my philosophy in commuting/road safety is stay the f$@k away from cars if you can!!! served me well so far!
Last edited by seosamh; 09-17-07 at 03:49 PM.
I'm sorry, but until you get automobile traffic down to the speeds of the AVERAGE bicyclist, there will be scenarios where bikes and cars will cross paths- at intersections, leading up to intersections, etc.
The question is: how do communiites mitigate the risk? doing nothing, ensuring greater intersection conflicts, or attempt to increase cognification of bicyclists via the use of blue lanes and other pavement markings?
Studies show that these treatments work in Portland and around the globe.

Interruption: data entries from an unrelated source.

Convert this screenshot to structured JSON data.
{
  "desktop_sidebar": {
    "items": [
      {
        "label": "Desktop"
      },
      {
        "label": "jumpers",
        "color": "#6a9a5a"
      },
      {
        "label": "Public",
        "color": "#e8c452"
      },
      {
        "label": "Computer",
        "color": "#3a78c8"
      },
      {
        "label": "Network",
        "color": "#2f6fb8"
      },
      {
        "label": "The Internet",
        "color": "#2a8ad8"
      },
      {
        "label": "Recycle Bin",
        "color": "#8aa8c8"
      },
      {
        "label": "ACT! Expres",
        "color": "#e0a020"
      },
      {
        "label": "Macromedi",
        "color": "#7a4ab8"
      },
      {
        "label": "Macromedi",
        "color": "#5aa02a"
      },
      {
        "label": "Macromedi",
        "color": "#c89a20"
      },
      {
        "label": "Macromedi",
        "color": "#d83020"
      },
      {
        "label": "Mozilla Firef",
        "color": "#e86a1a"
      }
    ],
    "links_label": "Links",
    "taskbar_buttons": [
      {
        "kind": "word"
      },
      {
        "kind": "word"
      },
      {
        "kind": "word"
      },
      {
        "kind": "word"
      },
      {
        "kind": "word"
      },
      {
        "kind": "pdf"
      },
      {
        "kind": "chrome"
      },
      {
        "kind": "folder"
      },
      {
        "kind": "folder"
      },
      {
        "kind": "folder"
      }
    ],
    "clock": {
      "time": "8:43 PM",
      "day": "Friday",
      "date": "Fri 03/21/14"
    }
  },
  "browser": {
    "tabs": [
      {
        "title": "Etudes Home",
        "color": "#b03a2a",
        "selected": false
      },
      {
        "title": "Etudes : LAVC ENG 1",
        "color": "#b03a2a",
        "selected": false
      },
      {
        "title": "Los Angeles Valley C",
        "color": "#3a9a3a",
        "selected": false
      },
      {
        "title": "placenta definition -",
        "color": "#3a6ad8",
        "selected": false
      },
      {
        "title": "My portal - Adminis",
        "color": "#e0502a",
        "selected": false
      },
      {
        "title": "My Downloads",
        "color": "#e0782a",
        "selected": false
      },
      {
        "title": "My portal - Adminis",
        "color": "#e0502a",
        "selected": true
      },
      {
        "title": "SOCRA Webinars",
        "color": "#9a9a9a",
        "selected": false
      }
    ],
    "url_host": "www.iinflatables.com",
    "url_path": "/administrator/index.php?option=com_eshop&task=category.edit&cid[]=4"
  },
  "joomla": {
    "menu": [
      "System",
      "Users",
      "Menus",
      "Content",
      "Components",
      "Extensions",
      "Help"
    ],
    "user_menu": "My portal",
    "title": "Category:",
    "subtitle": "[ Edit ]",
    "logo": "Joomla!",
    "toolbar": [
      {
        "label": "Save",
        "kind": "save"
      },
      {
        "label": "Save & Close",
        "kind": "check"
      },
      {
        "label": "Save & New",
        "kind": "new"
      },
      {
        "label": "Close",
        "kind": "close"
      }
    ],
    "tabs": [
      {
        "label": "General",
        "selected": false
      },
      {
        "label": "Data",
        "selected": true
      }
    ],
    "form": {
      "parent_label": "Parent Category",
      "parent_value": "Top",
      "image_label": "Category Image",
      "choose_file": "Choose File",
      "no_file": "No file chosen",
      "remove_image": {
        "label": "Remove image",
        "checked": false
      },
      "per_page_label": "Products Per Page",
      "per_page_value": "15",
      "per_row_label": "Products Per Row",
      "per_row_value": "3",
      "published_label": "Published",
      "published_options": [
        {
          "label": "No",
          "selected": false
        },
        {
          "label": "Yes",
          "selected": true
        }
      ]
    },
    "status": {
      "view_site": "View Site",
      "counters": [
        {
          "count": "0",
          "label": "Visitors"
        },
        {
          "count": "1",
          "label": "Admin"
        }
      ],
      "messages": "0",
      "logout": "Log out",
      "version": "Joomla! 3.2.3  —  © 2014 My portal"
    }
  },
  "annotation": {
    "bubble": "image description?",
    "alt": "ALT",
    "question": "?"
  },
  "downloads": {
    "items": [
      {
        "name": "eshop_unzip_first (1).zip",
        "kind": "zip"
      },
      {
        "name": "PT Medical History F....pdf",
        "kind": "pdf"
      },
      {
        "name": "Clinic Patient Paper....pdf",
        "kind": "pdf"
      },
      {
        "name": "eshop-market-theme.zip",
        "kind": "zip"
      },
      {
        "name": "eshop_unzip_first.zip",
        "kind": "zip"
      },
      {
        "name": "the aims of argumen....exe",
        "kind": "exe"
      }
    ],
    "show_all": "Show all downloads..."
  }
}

One thing that will never be removed is bikes crossing automobile paths as they approach intersections... how do you propose bikes always stay to the left of faster traffic?
Still, any idiot knows when they see a cyclist. I'm not defending a poor bike lane design, nor am I attacking it. But how in the world can a truck driver not see and avoid a cyclist? It's not rocket science.
Here is an intersection laid out as the sign in the OP depicts. I don't see what could be done differently. If the bike lane were to the left of the may turn lane, bikes would have to cross the car traffic that was going straight past the intersection to get back into the bike lane. I believe this was the first blue lane installed in Portland, OR and was a major safety improvement for this busy intersection (N. Broadway and Williams).
infrastructure like blue lanes at areas of conflict, however, have documentable and positive effects on bike/car interactions.
Last edited by Bekologist; 09-18-07 at 08:20 AM.
"Real wars of words are harder to win. They require thought, insight, precision, articulation, knowledge, and experience. They require the humility to admit when you are wrong. They recognize that the dialectic is not about making us look at you, but about us all looking together for the truth."
Thanks for the may, Dogbait. That's exactly the situation I mean - a bike lane between a RTOL and a right-turn/through lane.
My gripe with the design is that you are relying on right-turning motorists on your left to yield to you. If a cyclist approaches in the bike lane, and there is a car to the left of it with its right turn signal on, does the cyclist have the right of way to pass on the right? Is it really wise? If the car doesn't see you and turns into you, will they be held at fault for failure to yield? Maybe you were in a blind spot. If they say they didn't see you, are they still prosecuted?
Personally, I think I would still move into the right turn/straight through lane next to the BL. If you're in the BL, you're already halfway there. Look for a gap and negotiate, then move into that lane. Probably move right into the center, to prevent through cars from passing you on the right while still allowing right-turners room to turn. As you go through the intersection, move back to right, utilizing that crosshatched area if necessary, to get back to the BL. This may seem intimidating, but I really don't think it's hard, even for beginners.
Again, my gripe is not so much with the blue lane, as its placement. As to what else could be done? I have some ideas, but I have to prepare for a meeting in a few minutes so I'll have to come back later.